You’re obviously always reppin’ Brissy. What do you think makes Brisbane unique as a scene?
You’ll notice a big difference between even Sydney and Brisbane. Like, the people are very different and I feel like not many people are really doing the music but there’s a lot of talent out here. There’s a lot of different talent. You’ve got, Lisi, a lot of different people that are crazy. So I think the difference would beit’s just that the music’s kinda different. People are rapping more about, like, life over here, you know what I mean?

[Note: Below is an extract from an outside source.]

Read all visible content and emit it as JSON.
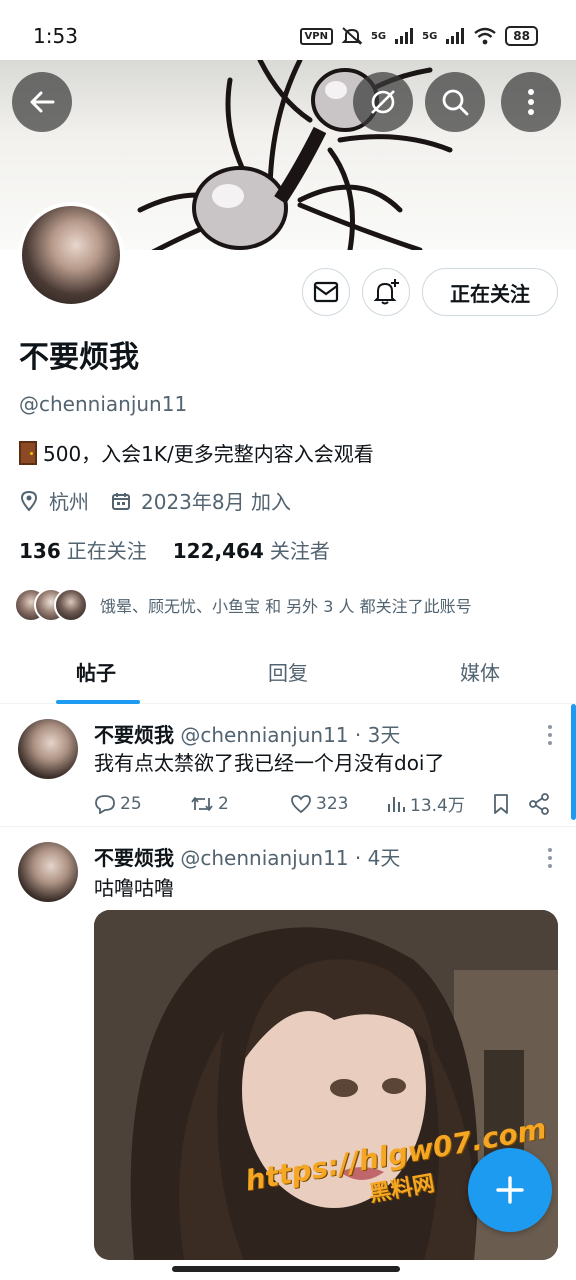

So I think that’s maybe the difference.

You got any other favourite local artists that are sort of more on the come-up?
I got Ghee Plug that’s my brother. I got Sahxl. That’s another young artist he’s crazy. Mason Dane. My brother Davey, if he’s still gonna do music I don’t know if he’s doing it still. And you’ve also got Henny and 22ShotLou. They’re the ones I’m looking at at the moment that are like, yeah they’ve got a lot of potentialand Maz! MazBNE too.

Do you feel like you’ve noticed a big growth in the Brisbane scene since you came out?
Hundred per cent. I feel like when I was doing the music, like before ‘BOSS’ I feel like no one was doing it, know what I mean? No one was actually really doing music. Like, obviously you had your OGs but no young artists were trying to really represent their city. And since the get-go, I been repping it since, you know, five years ago. You can really look back and you can really find those songs where I’m still reppin’ my city five years ago. And I feel like a lot has changed. I feel like I’ve inspired a lot of people cause that’s what I intend to do. And yeah, a lot of people have started music because they see, likemy message was always like, bro, everyone can do it. If you really put your mind to it, you can really do it. So to see people do that is crazy.

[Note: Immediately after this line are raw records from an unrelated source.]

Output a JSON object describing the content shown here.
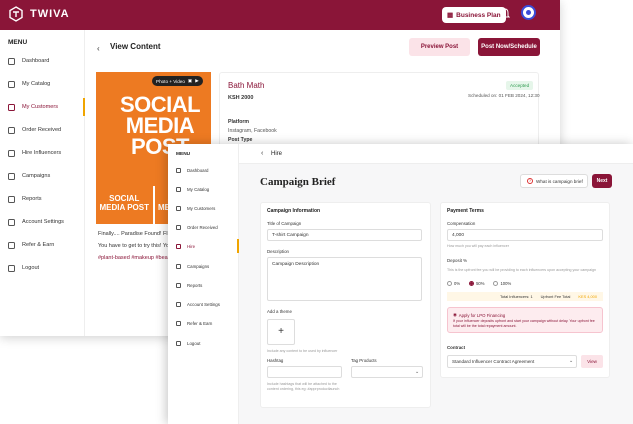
{
  "brand": {
    "name": "TWIVA",
    "accent": "#8a1538",
    "highlight": "#f0a500"
  },
  "header": {
    "plan_label": "Business Plan"
  },
  "sidebar": {
    "title": "MENU",
    "items": [
      {
        "label": "Dashboard",
        "icon": "grid-icon"
      },
      {
        "label": "My Catalog",
        "icon": "catalog-icon"
      },
      {
        "label": "My Customers",
        "icon": "users-icon"
      },
      {
        "label": "Order Received",
        "icon": "order-icon"
      },
      {
        "label": "Hire Influencers",
        "icon": "hire-icon"
      },
      {
        "label": "Campaigns",
        "icon": "campaign-icon"
      },
      {
        "label": "Reports",
        "icon": "reports-icon"
      },
      {
        "label": "Account Settings",
        "icon": "gear-icon"
      },
      {
        "label": "Refer & Earn",
        "icon": "share-icon"
      },
      {
        "label": "Logout",
        "icon": "logout-icon"
      }
    ]
  },
  "view_content": {
    "title": "View Content",
    "preview_label": "Preview Post",
    "post_label": "Post Now/Schedule",
    "media_badge": "Photo + Video",
    "media_text": "SOCIAL MEDIA POST",
    "thumb_text": "SOCIAL MEDIA POST",
    "caption_line1": "Finally.... Paradise Found! Flipp",
    "caption_line2": "You have to get to try this! You",
    "caption_tags": "#plant-based #makeup #beau",
    "product_name": "Bath Math",
    "price": "KSH 2000",
    "status": "Accepted",
    "scheduled": "Scheduled on: 01 FEB 2024, 12:30",
    "platform_label": "Platform",
    "platform_value": "Instagram, Facebook",
    "post_type_label": "Post Type"
  },
  "hire_window": {
    "sidebar_title": "MENU",
    "sidebar_items": [
      {
        "label": "Dashboard",
        "icon": "grid-icon"
      },
      {
        "label": "My Catalog",
        "icon": "catalog-icon"
      },
      {
        "label": "My Customers",
        "icon": "users-icon"
      },
      {
        "label": "Order Received",
        "icon": "order-icon"
      },
      {
        "label": "Hire",
        "icon": "hire-icon"
      },
      {
        "label": "Campaigns",
        "icon": "campaign-icon"
      },
      {
        "label": "Reports",
        "icon": "reports-icon"
      },
      {
        "label": "Account Settings",
        "icon": "gear-icon"
      },
      {
        "label": "Refer & Earn",
        "icon": "share-icon"
      },
      {
        "label": "Logout",
        "icon": "logout-icon"
      }
    ],
    "breadcrumb": "Hire",
    "page_title": "Campaign Brief",
    "what_label": "What is campaign brief",
    "next_label": "Next",
    "campaign_info": {
      "heading": "Campaign Information",
      "title_label": "Title of Campaign",
      "title_value": "T-shirt Campaign",
      "desc_label": "Description",
      "desc_value": "Campaign Description",
      "theme_label": "Add a theme",
      "theme_hint": "Include any content to be used by influencer",
      "hashtag_label": "Hashtag",
      "hashtag_hint": "Include hashtags that will be attached to the content ordering, this eg: #apprproductlaunch",
      "tag_products_label": "Tag Products"
    },
    "payment": {
      "heading": "Payment Terms",
      "compensation_label": "Compensation",
      "compensation_value": "4,000",
      "compensation_hint": "How much you will pay each influencer",
      "deposit_label": "Deposit %",
      "deposit_hint": "This is the upfront fee you will be providing to each influencers upon accepting your campaign",
      "options": [
        "0%",
        "50%",
        "100%"
      ],
      "selected_option": "50%",
      "total_influencers": "Total Influencers: 1",
      "upfront_label": "Upfront Fee Total",
      "upfront_value": "KES 4,000",
      "lpo_title": "Apply for LPO Financing",
      "lpo_text": "If your influencer deposits upfront and start your campaign without delay. Your upfront fee total will be the total repayment amount.",
      "contract_label": "Contract",
      "contract_value": "Standard Influencer Contract Agreement",
      "view_label": "View"
    }
  }
}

Are your ambitions limited to music right now or have you got other goals in mind for the future?
At the moment, I just wanna focus on music. Like, obviously, I could have my own other goals and own other agendas but I want to put my all into music first, cause I feel like if I go 25% this way, I can’t go 100% on my music cause I’m on 75, you know what I mean? So I really wanna just go a hundred per cent on my music and then maybe all that other stuff will come afterwards.

And lastly, when you’re not making music or making the big business moves, what are you doing? How do you spend your free time?
I’m on Tik-Tok. [laughs] Nah, I’m on Tik-Tok or I’m playing PlayStation, playing Rocket League giving everyone the smoke. [laughs] Or I’m just chillin’ with the boys or family, you know what I mean? Cause I’m always doing music so there’s not really lots of other things I really do.

Rocket League is your game?
Rocket League’s my game bro. If anyone wants the smoke let me know.

Anything else you want to talk about?
Day1 is coming up that’s it, that’s all I’ve got to say.

Day1’s debut EP Day Uno is out now. Follow Day1 here for more.

Weekly updates